The genes we inherit, our hormones, and our lifestyle all affect our peak bone mass. Genetic factors have the greatest influence on peak bone mass. To reach his or her full “genetic potential,” a child needs the right amount of certain hormones, along with healthy eating and exercise habits.

Growth hormone and the sex hormones estrogen and testosterone at puberty are essential for building bone mass in both boys and girls. Maintaining a healthy weight and getting enough vitamin D, calcium, protein, and physical activity are also important to bone health. Calcium is the main building block of strong, healthy bones, and vitamin D helps the body absorb calcium. Other minerals, (ie. phosphorus and magnesium) and mirconutrients in amounts that are found in a healthy diet are also important in building healthy bone. Weight-bearing exercise, such as running and jumping, helps build muscle and bone strength. Having well developed muscles is important to build strong bones. The "pull" that the muscles exert on the bones increase signals in the bones themselves that allow them to become stronger over time. 

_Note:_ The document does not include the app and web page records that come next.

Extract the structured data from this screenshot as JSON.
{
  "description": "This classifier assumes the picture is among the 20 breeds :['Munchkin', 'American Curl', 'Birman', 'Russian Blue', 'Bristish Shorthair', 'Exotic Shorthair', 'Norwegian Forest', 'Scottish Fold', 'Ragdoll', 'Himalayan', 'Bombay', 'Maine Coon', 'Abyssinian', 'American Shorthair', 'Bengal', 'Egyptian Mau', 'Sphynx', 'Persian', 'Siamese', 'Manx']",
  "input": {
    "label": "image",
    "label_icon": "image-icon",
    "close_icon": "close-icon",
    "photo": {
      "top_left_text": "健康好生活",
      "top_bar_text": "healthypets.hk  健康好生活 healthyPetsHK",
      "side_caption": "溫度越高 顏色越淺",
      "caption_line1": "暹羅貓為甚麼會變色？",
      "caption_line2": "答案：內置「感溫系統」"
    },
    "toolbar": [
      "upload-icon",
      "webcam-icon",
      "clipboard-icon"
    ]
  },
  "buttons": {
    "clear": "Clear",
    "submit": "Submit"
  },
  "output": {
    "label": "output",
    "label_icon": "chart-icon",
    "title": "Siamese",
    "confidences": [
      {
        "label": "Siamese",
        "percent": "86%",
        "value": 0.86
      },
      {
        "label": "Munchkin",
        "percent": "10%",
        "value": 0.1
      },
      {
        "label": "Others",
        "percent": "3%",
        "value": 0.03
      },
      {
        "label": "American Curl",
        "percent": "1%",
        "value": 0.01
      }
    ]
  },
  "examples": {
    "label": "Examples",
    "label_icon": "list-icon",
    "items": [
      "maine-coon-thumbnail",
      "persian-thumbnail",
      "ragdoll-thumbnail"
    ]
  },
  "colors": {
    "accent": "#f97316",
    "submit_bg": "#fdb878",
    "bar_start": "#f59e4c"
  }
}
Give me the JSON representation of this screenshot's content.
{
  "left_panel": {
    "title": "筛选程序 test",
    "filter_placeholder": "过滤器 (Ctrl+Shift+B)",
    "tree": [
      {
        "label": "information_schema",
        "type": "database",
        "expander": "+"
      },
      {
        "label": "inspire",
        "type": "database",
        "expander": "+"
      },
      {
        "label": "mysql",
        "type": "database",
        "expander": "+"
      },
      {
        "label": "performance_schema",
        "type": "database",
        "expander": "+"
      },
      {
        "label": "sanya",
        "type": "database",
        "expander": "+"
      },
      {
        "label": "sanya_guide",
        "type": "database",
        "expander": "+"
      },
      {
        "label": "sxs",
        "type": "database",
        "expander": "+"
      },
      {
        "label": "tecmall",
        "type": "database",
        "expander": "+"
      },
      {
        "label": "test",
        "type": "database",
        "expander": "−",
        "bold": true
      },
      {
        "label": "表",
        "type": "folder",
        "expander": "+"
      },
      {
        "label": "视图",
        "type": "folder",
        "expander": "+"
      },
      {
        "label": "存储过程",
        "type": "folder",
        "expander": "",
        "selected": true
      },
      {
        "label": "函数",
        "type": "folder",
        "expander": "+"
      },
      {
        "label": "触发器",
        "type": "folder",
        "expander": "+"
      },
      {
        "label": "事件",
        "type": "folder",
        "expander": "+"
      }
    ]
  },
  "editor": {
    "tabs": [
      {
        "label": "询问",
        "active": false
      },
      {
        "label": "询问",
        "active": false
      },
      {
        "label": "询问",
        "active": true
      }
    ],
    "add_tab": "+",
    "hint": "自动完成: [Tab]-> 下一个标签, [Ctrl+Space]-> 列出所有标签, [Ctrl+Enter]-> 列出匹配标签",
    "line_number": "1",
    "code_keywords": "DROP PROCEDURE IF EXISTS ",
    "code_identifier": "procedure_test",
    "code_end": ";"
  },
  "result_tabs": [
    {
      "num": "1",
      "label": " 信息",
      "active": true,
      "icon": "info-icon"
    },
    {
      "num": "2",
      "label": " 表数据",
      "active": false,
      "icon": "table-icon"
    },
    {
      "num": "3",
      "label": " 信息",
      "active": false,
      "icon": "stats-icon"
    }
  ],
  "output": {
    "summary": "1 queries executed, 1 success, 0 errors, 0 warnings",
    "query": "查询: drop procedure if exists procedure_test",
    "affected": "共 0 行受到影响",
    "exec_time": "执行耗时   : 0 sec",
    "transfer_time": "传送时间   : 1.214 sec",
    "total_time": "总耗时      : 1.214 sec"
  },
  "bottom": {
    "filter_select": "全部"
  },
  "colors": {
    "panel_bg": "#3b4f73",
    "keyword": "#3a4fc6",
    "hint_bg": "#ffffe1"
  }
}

Boys usually reach a higher peak bone mass than girls. When compared to girls, they are less likely to develop osteoporosis as they age. To build as much bone strength as they can, adolescent girls and boys need to be careful in their approach to diet and exercise. Menstruation can stop in girls who exercise too much or are extremely underweight (as in anorexia). Girls who never start their periods or stop menstruating often have low estrogen levels, which can harm their bone health. Underweight boys or boys with pubertal delay can also have hormone changes that affect accural of bone mass.

If your child has had certain fractures, your child’s bone mass can be evaluated by an X-ray exam called a DXA scan.

Is your child getting enough vitamin D and calcium?

Vitamin D. Most of our vitamin D is produced when our skin is exposed to sunlight. Children get vitamin D from playing outdoors in the sun.  Our bodies' ability to make vitamin D changes based on our location, the season of the year, time time of day and whether we are wearing suncreen. And sunscreens block the sun’s rays that cause our bodies to make vitamin D.

We also get some vitamin D from food, but very few foods naturally contain vitamin D. In the United States, most milk, infant formulas, and some cereals are fortified (meaning vitamin D is added).

Infants need at least 400 IU (international units) of vitamin D each day. Breast-fed babies should get vitamin D supplements since mother’s milk is low in vitamin D. Children and adolescents need at least 600 IU of vitamin D daily.

Children and adolescents with dark skin, limited sun exposure, obesity, or certain chronic diseases are more likely to be deficient in vitamin D. These children may need more than 600 IU to reach a healthy vitamin D level. A simple blood test can check for vitamin D deficiency. This test is recommended only for children who have risk factors for poor bone health.

Calcium. The recommended daily calcium intake for children and adolescents varies by age:

0–6 months 7–12 months 1–3 years 4–8 years 9–18 years
210 milligrams (mg) 270 mg 500 mg 800 mg 1,300 mg

What can you do to help keep your child’s bones strong?

You can set an example for your child by modeling good bone health habits. Keep calcium-rich foods on hand and encourage physical activity. Talk about your child’s bone health whenever you consult your pediatrician.

Questions to ask your doctor

  • How much calcium and vitamin D does my child need?
  • How can I tell if my child is getting enough?
  • Does my child need a blood test for vitamin D deficiency?
  • Should my child take a calcium or vitamin D supplement? How much?
  • If my child has a hormone disorder that’s affecting her bones, should I see an endocrinologist for her care?
  • What else can I do to help my child build strong bones?